((

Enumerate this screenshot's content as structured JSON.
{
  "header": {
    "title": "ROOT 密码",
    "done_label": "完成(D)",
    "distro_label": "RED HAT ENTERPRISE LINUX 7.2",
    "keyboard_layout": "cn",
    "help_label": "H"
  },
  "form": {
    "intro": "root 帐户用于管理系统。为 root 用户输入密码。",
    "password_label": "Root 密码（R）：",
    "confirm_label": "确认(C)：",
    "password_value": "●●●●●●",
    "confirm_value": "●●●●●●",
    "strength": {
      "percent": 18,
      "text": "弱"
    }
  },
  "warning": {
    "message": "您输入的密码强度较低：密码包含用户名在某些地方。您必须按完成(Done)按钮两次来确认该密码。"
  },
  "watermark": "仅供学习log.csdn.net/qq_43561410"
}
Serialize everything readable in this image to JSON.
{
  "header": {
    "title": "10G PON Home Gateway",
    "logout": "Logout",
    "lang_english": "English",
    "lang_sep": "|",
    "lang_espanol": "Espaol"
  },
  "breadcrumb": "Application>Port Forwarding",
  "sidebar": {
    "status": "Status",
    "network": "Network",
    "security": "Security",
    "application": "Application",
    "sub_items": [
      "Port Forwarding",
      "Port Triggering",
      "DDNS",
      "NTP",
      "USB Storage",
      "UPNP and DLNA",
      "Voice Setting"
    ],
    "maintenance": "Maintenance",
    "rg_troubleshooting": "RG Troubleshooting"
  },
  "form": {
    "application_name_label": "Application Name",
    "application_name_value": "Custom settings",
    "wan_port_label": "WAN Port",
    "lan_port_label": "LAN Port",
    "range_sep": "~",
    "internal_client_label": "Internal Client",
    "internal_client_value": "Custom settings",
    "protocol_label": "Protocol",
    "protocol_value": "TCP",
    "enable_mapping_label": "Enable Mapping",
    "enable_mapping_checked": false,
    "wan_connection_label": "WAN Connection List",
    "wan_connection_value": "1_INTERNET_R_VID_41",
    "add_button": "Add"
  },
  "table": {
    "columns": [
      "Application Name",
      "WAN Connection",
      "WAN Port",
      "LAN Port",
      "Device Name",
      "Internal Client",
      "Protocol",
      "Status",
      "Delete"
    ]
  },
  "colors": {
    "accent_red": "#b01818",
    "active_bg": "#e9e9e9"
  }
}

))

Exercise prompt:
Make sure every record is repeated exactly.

Result of this exercise:
Enumerate this screenshot's content as structured JSON.
{
  "header": {
    "title": "ROOT 密码",
    "done_label": "完成(D)",
    "distro_label": "RED HAT ENTERPRISE LINUX 7.2",
    "keyboard_layout": "cn",
    "help_label": "H"
  },
  "form": {
    "intro": "root 帐户用于管理系统。为 root 用户输入密码。",
    "password_label": "Root 密码（R）：",
    "confirm_label": "确认(C)：",
    "password_value": "●●●●●●",
    "confirm_value": "●●●●●●",
    "strength": {
      "percent": 18,
      "text": "弱"
    }
  },
  "warning": {
    "message": "您输入的密码强度较低：密码包含用户名在某些地方。您必须按完成(Done)按钮两次来确认该密码。"
  },
  "watermark": "仅供学习log.csdn.net/qq_43561410"
}
Serialize everything readable in this image to JSON.
{
  "header": {
    "title": "10G PON Home Gateway",
    "logout": "Logout",
    "lang_english": "English",
    "lang_sep": "|",
    "lang_espanol": "Espaol"
  },
  "breadcrumb": "Application>Port Forwarding",
  "sidebar": {
    "status": "Status",
    "network": "Network",
    "security": "Security",
    "application": "Application",
    "sub_items": [
      "Port Forwarding",
      "Port Triggering",
      "DDNS",
      "NTP",
      "USB Storage",
      "UPNP and DLNA",
      "Voice Setting"
    ],
    "maintenance": "Maintenance",
    "rg_troubleshooting": "RG Troubleshooting"
  },
  "form": {
    "application_name_label": "Application Name",
    "application_name_value": "Custom settings",
    "wan_port_label": "WAN Port",
    "lan_port_label": "LAN Port",
    "range_sep": "~",
    "internal_client_label": "Internal Client",
    "internal_client_value": "Custom settings",
    "protocol_label": "Protocol",
    "protocol_value": "TCP",
    "enable_mapping_label": "Enable Mapping",
    "enable_mapping_checked": false,
    "wan_connection_label": "WAN Connection List",
    "wan_connection_value": "1_INTERNET_R_VID_41",
    "add_button": "Add"
  },
  "table": {
    "columns": [
      "Application Name",
      "WAN Connection",
      "WAN Port",
      "LAN Port",
      "Device Name",
      "Internal Client",
      "Protocol",
      "Status",
      "Delete"
    ]
  },
  "colors": {
    "accent_red": "#b01818",
    "active_bg": "#e9e9e9"
  }
}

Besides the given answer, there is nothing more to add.